▶ EXERCISE
Leave the pictures out and print every record below exactly as it stands.
◇ ◇ ◇ ◇ ◇
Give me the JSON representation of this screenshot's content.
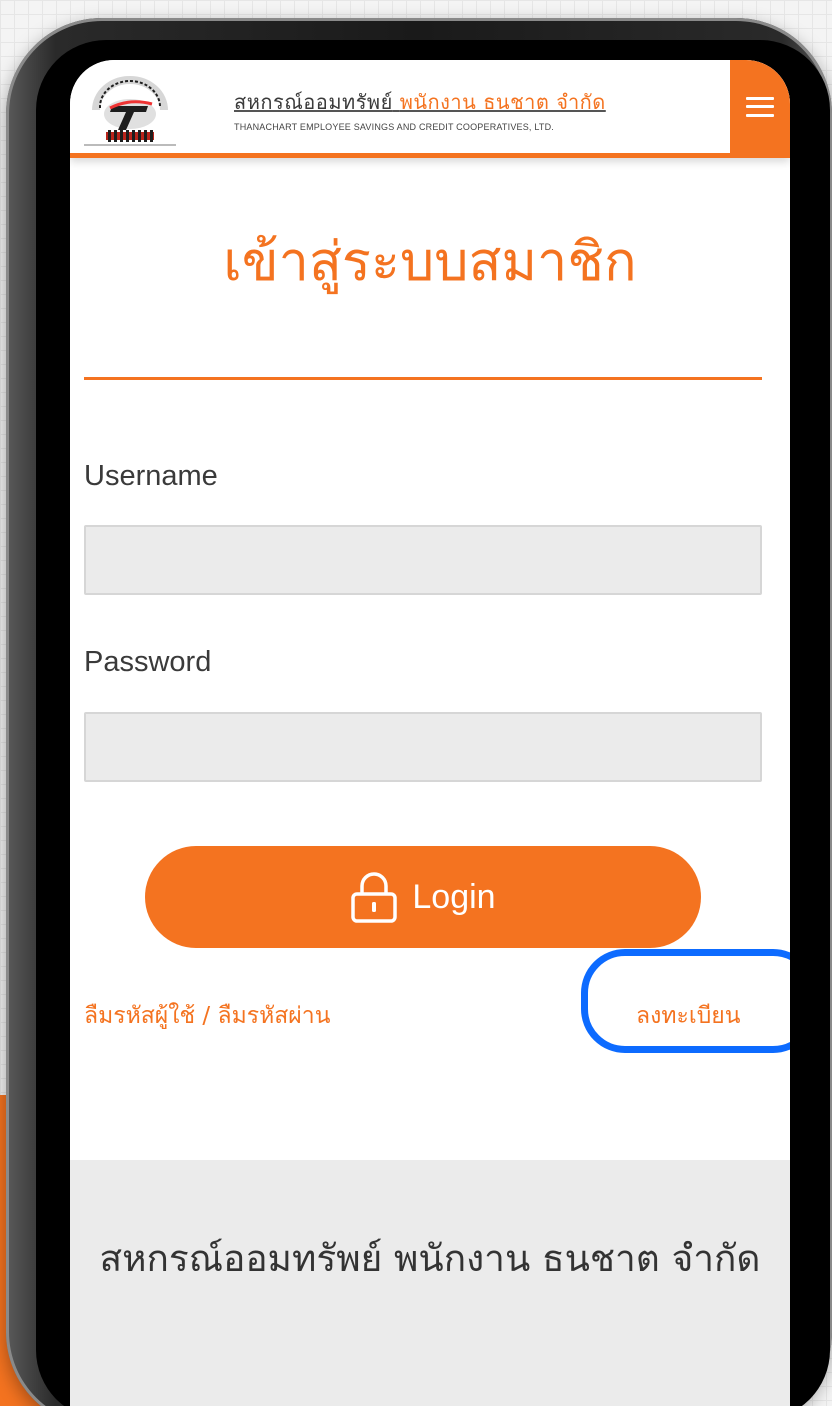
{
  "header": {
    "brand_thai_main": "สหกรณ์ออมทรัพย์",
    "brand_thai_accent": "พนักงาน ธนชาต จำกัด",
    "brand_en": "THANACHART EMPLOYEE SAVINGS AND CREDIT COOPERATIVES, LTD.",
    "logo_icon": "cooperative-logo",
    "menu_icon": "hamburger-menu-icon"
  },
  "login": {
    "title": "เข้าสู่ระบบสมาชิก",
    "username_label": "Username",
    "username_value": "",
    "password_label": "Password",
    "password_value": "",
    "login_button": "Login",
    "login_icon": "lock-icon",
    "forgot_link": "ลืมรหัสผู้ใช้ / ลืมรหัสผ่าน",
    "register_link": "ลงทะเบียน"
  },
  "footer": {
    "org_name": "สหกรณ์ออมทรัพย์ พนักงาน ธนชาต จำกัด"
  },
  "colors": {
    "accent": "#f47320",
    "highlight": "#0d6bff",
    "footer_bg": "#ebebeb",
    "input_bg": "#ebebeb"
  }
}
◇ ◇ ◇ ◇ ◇
▶ WRITTEN REPLY
Give me the JSON representation of this screenshot's content.
{
  "header": {
    "brand_thai_main": "สหกรณ์ออมทรัพย์",
    "brand_thai_accent": "พนักงาน ธนชาต จำกัด",
    "brand_en": "THANACHART EMPLOYEE SAVINGS AND CREDIT COOPERATIVES, LTD.",
    "logo_icon": "cooperative-logo",
    "menu_icon": "hamburger-menu-icon"
  },
  "login": {
    "title": "เข้าสู่ระบบสมาชิก",
    "username_label": "Username",
    "username_value": "",
    "password_label": "Password",
    "password_value": "",
    "login_button": "Login",
    "login_icon": "lock-icon",
    "forgot_link": "ลืมรหัสผู้ใช้ / ลืมรหัสผ่าน",
    "register_link": "ลงทะเบียน"
  },
  "footer": {
    "org_name": "สหกรณ์ออมทรัพย์ พนักงาน ธนชาต จำกัด"
  },
  "colors": {
    "accent": "#f47320",
    "highlight": "#0d6bff",
    "footer_bg": "#ebebeb",
    "input_bg": "#ebebeb"
  }
}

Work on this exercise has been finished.